English-language trials and longitudinal observational studies that met criteria for the PCMH, as defined by the Agency for Healthcare Research and Quality, and included populations with multiple conditions.
Information on study design, populations, interventions, comparators, financial models, implementation methods, outcomes, and risk of bias were abstracted by 1 investigator and verified by another.
In 19 comparative studies, PCMH interventions had a small positive effect on patient experiences and small to moderate positive effects on the delivery of preventive care services (moderate strength of evidence). Staff experiences were also improved by a small to moderate degree (low strength of evidence). Evidence suggested a reduction in emergency department visits (risk ratio [RR], 0.81 [95% CI, 0.67 to 0.98]) but not in hospital admissions (RR, 0.96 [CI, 0.84 to 1.10]) in older adults (low strength of evidence). There was no evidence for overall cost savings.
Systematic review is challenging because of a lack of consistent definitions and nomenclature for PCMH.
The PCMH holds promise for improving the experiences of patients and staff and potentially for improving care processes, but current evidence is insufficient to determine effects on clinical and most economic outcomes.
Definition of the patient-centered medical home.
Based on the Agency for Healthcare Research and Quality's definition (8). Includes each of categories 1 through 4.
Summary of evidence search and selection.
CINAHL = Cumulative Index to Nursing & Allied Health Literature; PCMH = patient-centered medical home.
* All studies/articles included for effectiveness studies were also included in the analysis of PCMH intervention descriptions.
Appendix Table 1.
Characteristics of Included Studies—Comparative Randomized, Controlled Trials (Questions 1–3)
Appendix Table 2.
Characteristics of Included Studies—Comparative Observational Studies (Questions 1–3)
Appendix Table 3.
Characteristics of Included Studies—Noncomparative Studies (Questions 2 and 3)
Appendix Table 4.
PCMH Components Implemented and Implementation Strategies Used (Questions 2 and 3)
Appendix Table 5.
Meta-analyses for Inpatient and Emergency Department Utilization Reported in Randomized, Controlled Trials
Comparative Study Characteristics and Reported Outcomes
Summary of the Strength of Evidence for Effects of PCMH
Appendix Table 6.
Reported Outcomes by Study

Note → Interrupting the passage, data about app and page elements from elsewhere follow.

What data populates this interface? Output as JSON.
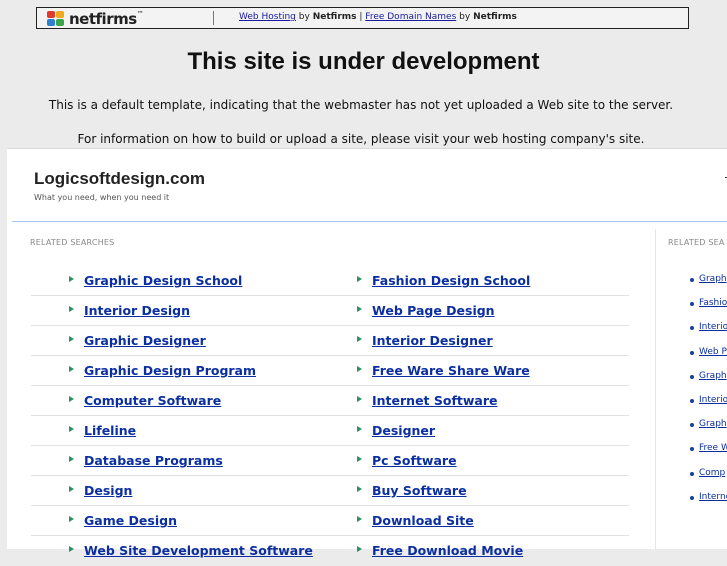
{
  "banner": {
    "logo_text": "netfirms",
    "logo_tm": "™",
    "link1": "Web Hosting",
    "by1": "by",
    "brand1": "Netfirms",
    "sep": "|",
    "link2": "Free Domain Names",
    "by2": "by",
    "brand2": "Netfirms"
  },
  "headline": "This site is under development",
  "info_line1": "This is a default template, indicating that the webmaster has not yet uploaded a Web site to the server.",
  "info_line2": "For information on how to build or upload a site, please visit your web hosting company's site.",
  "site": {
    "title": "Logicsoftdesign.com",
    "tagline": "What you need, when you need it"
  },
  "related_label_left": "RELATED SEARCHES",
  "related_label_right": "RELATED SEA",
  "results": [
    [
      "Graphic Design School",
      "Fashion Design School"
    ],
    [
      "Interior Design",
      "Web Page Design"
    ],
    [
      "Graphic Designer",
      "Interior Designer"
    ],
    [
      "Graphic Design Program",
      "Free Ware Share Ware"
    ],
    [
      "Computer Software",
      "Internet Software"
    ],
    [
      "Lifeline",
      "Designer"
    ],
    [
      "Database Programs",
      "Pc Software"
    ],
    [
      "Design",
      "Buy Software"
    ],
    [
      "Game Design",
      "Download Site"
    ],
    [
      "Web Site Development Software",
      "Free Download Movie"
    ]
  ],
  "side_links": [
    "Graph",
    "Fashio",
    "Interio",
    "Web P",
    "Graph",
    "Interio",
    "Graph",
    "Free W",
    "Comp",
    "Interne"
  ],
  "colors": {
    "link": "#0b2fa0",
    "arrow": "#2c8e63",
    "rule": "#a9c6ea"
  }
}
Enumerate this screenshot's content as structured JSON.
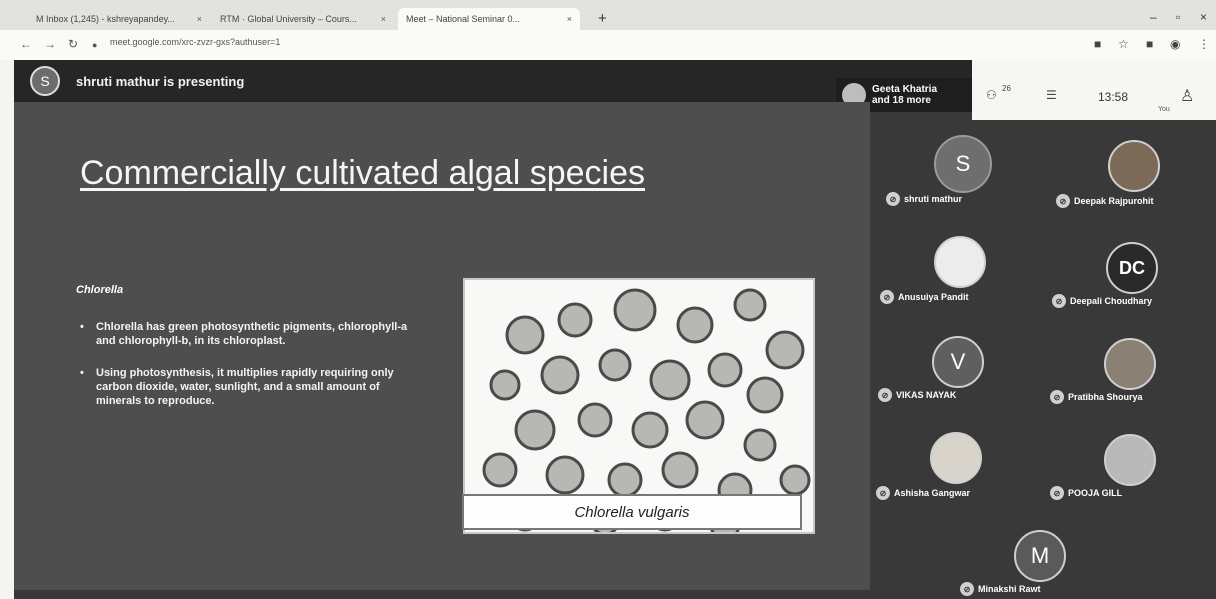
{
  "browser": {
    "tabs": [
      {
        "label": "M  Inbox (1,245) - kshreyapandey..."
      },
      {
        "label": "RTM · Global University – Cours..."
      },
      {
        "label": "Meet – National Seminar 0..."
      }
    ],
    "url": "meet.google.com/xrc-zvzr-gxs?authuser=1",
    "new_tab": "+"
  },
  "meet": {
    "presenter_initial": "S",
    "presenting_text": "shruti mathur is presenting",
    "speaker_chip": {
      "line1": "Geeta Khatria",
      "line2": "and 18 more"
    },
    "participant_count": "26",
    "time": "13:58",
    "you_label": "You"
  },
  "slide": {
    "title": "Commercially cultivated algal species",
    "subheading": "Chlorella",
    "bullets": [
      "Chlorella has green photosynthetic pigments, chlorophyll-a and chlorophyll-b, in its chloroplast.",
      "Using photosynthesis, it multiplies rapidly requiring only carbon dioxide, water, sunlight, and a small amount of minerals to reproduce."
    ],
    "image_caption": "Chlorella vulgaris"
  },
  "participants": [
    {
      "name": "shruti mathur",
      "initial": "S",
      "color": "#6e6e6e"
    },
    {
      "name": "Deepak Rajpurohit",
      "initial": "",
      "color": "#7c6a58"
    },
    {
      "name": "Anusuiya Pandit",
      "initial": "",
      "color": "#ececec"
    },
    {
      "name": "Deepali Choudhary",
      "initial": "DC",
      "color": "#2a2a2a"
    },
    {
      "name": "VIKAS NAYAK",
      "initial": "V",
      "color": "#5f5f5f"
    },
    {
      "name": "Pratibha Shourya",
      "initial": "",
      "color": "#8a8074"
    },
    {
      "name": "Ashisha Gangwar",
      "initial": "",
      "color": "#d8d4cc"
    },
    {
      "name": "POOJA GILL",
      "initial": "",
      "color": "#b9b9b9"
    },
    {
      "name": "Minakshi Rawt",
      "initial": "M",
      "color": "#5a5a5a"
    }
  ]
}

PCMH take-home points.
PCMH = patient-centered medical home.
The In the Clinic® slide sets are owned and copyrighted by the American College of Physicians (ACP). All text, graphics, trademarks, and other intellectual property incorporated into the slide sets remain the sole and exclusive property of the ACP. The slide sets may be used only by the person who downloads or purchases them and only for the purpose of presenting them during not-for-profit educational activities. Users may incorporate the entire slide set or selected individual slides into their own teaching presentations but may not alter the content of the slides in any way or remove the ACP copyright notice. Users may make print copies for use as hand-outs for the audience the user is personally addressing but may not otherwise reproduce or distribute the slides by any means or media, including but not limited to sending them as e-mail attachments, posting them on Internet or Intranet sites, publishing them in meeting proceedings, or making them available for sale or distribution in any unauthorized form, without the express written permission of the ACP. Unauthorized use of the In the Clinic slide sets will constitute copyright infringement.
Jackson GL, Powers BJ, Chatterjee R, Prvu Bettger J, Kemper AR, Hasselblad V, et al. The Patient-Centered Medical Home: A Systematic Review. Ann Intern Med. 2013;158:169–178. doi: 10.7326/0003-4819-158-3-201302050-00579
Download citation file:
Published: Ann Intern Med. 2013;158(3):169-178.
Healthcare Delivery and Policy.
Results provided by:
Copyright © 2017 American College of Physicians. All Rights Reserved.
Print ISSN: 0003-4819 | Online ISSN: 1539-3704
Conditions of Use
This PDF is available to Subscribers Only